of interesting points, not least of which is the inability of DNA testing to produce court-admissible evidence of a dog’s parentage. For the non-scientists among us, DNA evidence is remarkably clever but it is not magic. A dog’s DNA can reveal its sire and dam so it could, for example, show that the name of the sire on the dog’s pedigree is not really its father. However, spaniel DNA is all so similar that it is not going to register conclusively the fact that its father was really an English springer. Don’t forget that both cockers and springers come from the same stock and a little over a century ago were the same breed.

Furthermore, it is widely known that working cockers received an input of springer blood 50 years ago in a bid to improve their performance. Rumour has it that Keith Erlandson, one of the great names in the spaniel world and a former contributor to Shooting Times, asked the KC for permission to introduce springer blood into his cockers. It was refused but 
it is suspected that he did so anyway. If this is true — and I stress that there is no evidence that it is — there are many who think he did the cocker a favour.

small cocker spaniel

Small cockers may have no problems retrieving pheasants, but hares can cause difficulties

Most popular working spaniel

Today, the cocker rivals the English springer as our most popular working spaniel. Exact figures are impossible to produce because KC registrations show that more than twice as many cockers as springers are registered annually. However, most of these registrations 
will be of pet or show-bred cockers, 
not for dogs of working strain. In contrast, it is generally reckoned that far more working springers are registered annually than show-bred animals.

In recent years solid black or liver have become the most popular colours in working cockers, which is largely due to the use of certain highly successful and prolific stud dogs that throw solid-coloured puppies. There are many in the cocker world who feel that the influence 
of these stud dogs has been too great, 
so an input of springer blood is no bad thing from a genetic viewpoint.
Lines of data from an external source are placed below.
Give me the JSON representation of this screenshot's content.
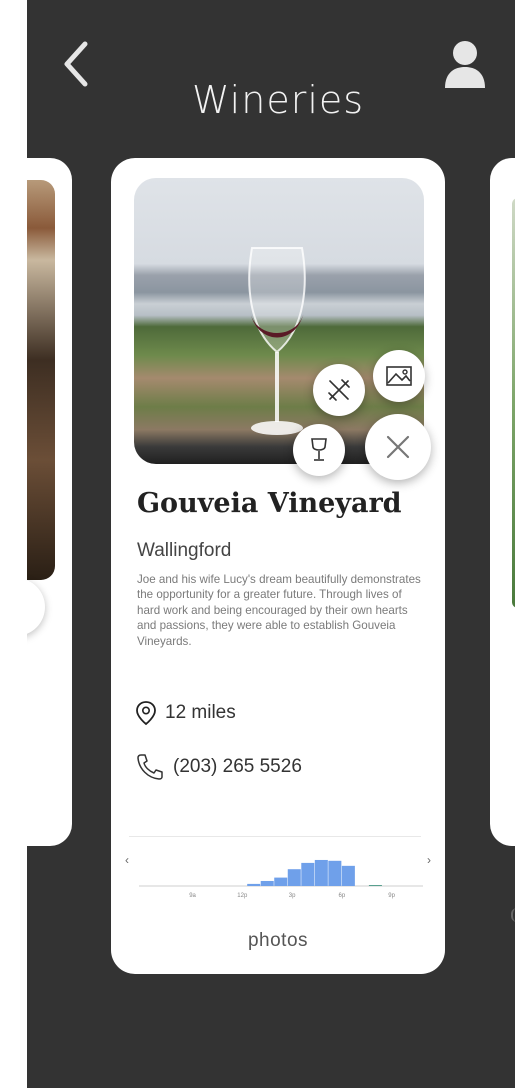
{
  "header": {
    "title": "Wineries",
    "back_icon": "chevron-left-icon",
    "profile_icon": "user-icon"
  },
  "card": {
    "name": "Gouveia Vineyard",
    "town": "Wallingford",
    "description": "Joe and his wife Lucy's dream beautifully demonstrates the opportunity for a greater future. Through lives of hard work and being encouraged by their own hearts and passions, they were able to establish Gouveia Vineyards.",
    "distance": "12 miles",
    "phone": "(203) 265 5526",
    "photos_label": "photos",
    "actions": [
      "dining-icon",
      "gallery-icon",
      "wine-glass-icon",
      "close-icon"
    ]
  },
  "colors": {
    "background": "#333333",
    "card": "#ffffff",
    "chart_bar": "#6fa0ea",
    "chart_highlight": "#3a8f7a"
  },
  "chart_data": {
    "type": "bar",
    "title": "",
    "x_tick_labels": [
      "9a",
      "12p",
      "3p",
      "6p",
      "9p"
    ],
    "values": [
      0,
      0,
      0,
      0,
      0,
      0,
      0,
      0,
      0.05,
      0.12,
      0.2,
      0.4,
      0.55,
      0.62,
      0.6,
      0.48,
      0,
      0.02,
      0,
      0,
      0
    ],
    "ylim": [
      0,
      1
    ],
    "grid": false,
    "nav_prev": "‹",
    "nav_next": "›"
  }
}
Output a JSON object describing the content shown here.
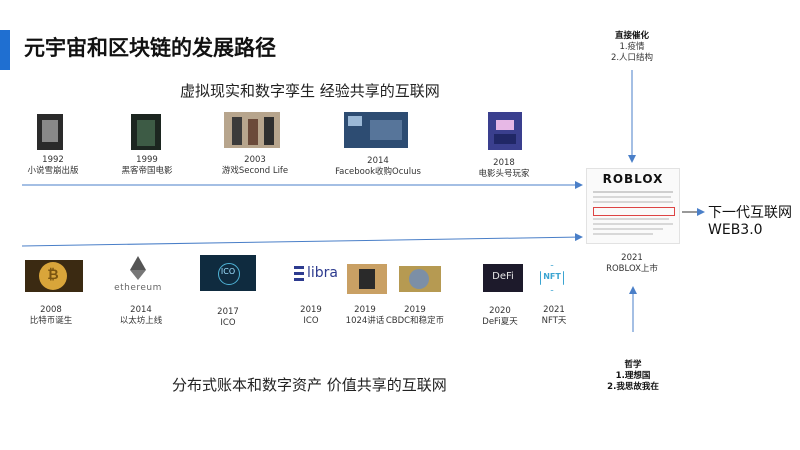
{
  "title": "元宇宙和区块链的发展路径",
  "colors": {
    "accent": "#1f6fd1",
    "arrow": "#4a7fc8"
  },
  "top_track": {
    "subtitle": "虚拟现实和数字孪生  经验共享的互联网",
    "events": [
      {
        "year": "1992",
        "label": "小说雪崩出版"
      },
      {
        "year": "1999",
        "label": "黑客帝国电影"
      },
      {
        "year": "2003",
        "label": "游戏Second  Life"
      },
      {
        "year": "2014",
        "label": "Facebook收购Oculus"
      },
      {
        "year": "2018",
        "label": "电影头号玩家"
      }
    ]
  },
  "bottom_track": {
    "subtitle": "分布式账本和数字资产  价值共享的互联网",
    "events": [
      {
        "year": "2008",
        "label": "比特币诞生"
      },
      {
        "year": "2014",
        "label": "以太坊上线",
        "logo_text": "ethereum"
      },
      {
        "year": "2017",
        "label": "ICO",
        "logo_text": "ICO"
      },
      {
        "year": "2019",
        "label": "ICO",
        "logo_text": "libra"
      },
      {
        "year": "2019",
        "label": "1024讲话"
      },
      {
        "year": "2019",
        "label": "CBDC和稳定币"
      },
      {
        "year": "2020",
        "label": "DeFi夏天",
        "logo_text": "DeFi"
      },
      {
        "year": "2021",
        "label": "NFT天",
        "logo_text": "NFT"
      }
    ]
  },
  "roblox": {
    "logo_text": "ROBLOX",
    "year": "2021",
    "label": "ROBLOX上市"
  },
  "top_note": {
    "heading": "直接催化",
    "lines": [
      "1.疫情",
      "2.人口结构"
    ]
  },
  "bottom_note": {
    "heading": "哲学",
    "lines": [
      "1.理想国",
      "2.我思故我在"
    ]
  },
  "future": {
    "line1": "下一代互联网",
    "line2": "WEB3.0"
  }
}
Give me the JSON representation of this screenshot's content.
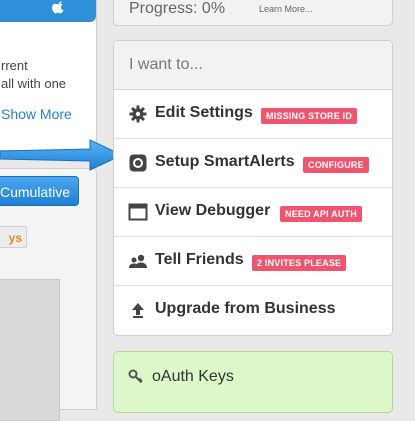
{
  "left": {
    "description": "rrent\nall with one",
    "show_more": "Show More",
    "cumulative": "Cumulative",
    "tab_label": "ys"
  },
  "progress": {
    "text": "Progress:  0%",
    "learn_more": "Learn More..."
  },
  "actions": {
    "header": "I want to...",
    "items": [
      {
        "label": "Edit Settings",
        "badge": "MISSING STORE ID",
        "icon": "gear-icon"
      },
      {
        "label": "Setup SmartAlerts",
        "badge": "CONFIGURE",
        "icon": "target-icon"
      },
      {
        "label": "View Debugger",
        "badge": "NEED API AUTH",
        "icon": "window-icon"
      },
      {
        "label": "Tell Friends",
        "badge": "2 INVITES PLEASE",
        "icon": "users-icon"
      },
      {
        "label": "Upgrade from Business",
        "badge": "",
        "icon": "upload-arrow-icon"
      }
    ]
  },
  "oauth": {
    "label": "oAuth Keys",
    "icon": "key-icon"
  },
  "colors": {
    "accent_blue": "#2f8fd9",
    "badge_red": "#f0556f",
    "oauth_green": "#dcf7c8"
  }
}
Close breeding makes dogs far more vulnerable to inherited diseases and though generally a healthy breed, cockers do suffer from 
a number of hereditary complaints.

Size of the gene pool

It is also worth noting that the cocker’s effective population size (EPS) is 49.10. EPS is a measure of how many individuals are contributing to a breed population, based exclusively on KC-registered dogs. The figure is a measure of size of the gene pool in a breed. Lower than 100 is considered critical by conservation biologists and below 50 puts a breed at grave risk.

Perhaps the most enduring outcome of sprockergate will be the debate as to whether the sprocker should be recognised as a distinct breed.

A poll on the ShootingUK website was divided equally, with those who said “no” generally thought to be people who want the sprocker to remain out of the clutches of the KC. I can’t see how the KC could recognise the sprocker, as it would mark 
a complete change in direction, forcing the Club also to consider recognising other distinct cross-breeds such as cockerpoos and Labradoodles.

There are many genuine sprockers that would make great trialling dogs, so it does seem unfair that what is a pure spaniel, albeit of a mix of two types, is barred from competition. However, one A-panel judge commented (with his tongue in his cheek) that there are quite enough sprockers competing in trials already without any more being allowed to run.

Historically, the division between 
a cocker and a springer or field spaniel was weight, with only dogs weighing under 25lb allowed to be classified as a cocker. Today, the cocker spaniel breed standard gives a weight “of approximately 28lb to 32lb”. Perhaps spaniel trials should be based on weight, with any variety over 32lb, and any variety under 32lb? That would neatly stop big cockers — or sprockers — outpacing genuine cockers 
in competitions.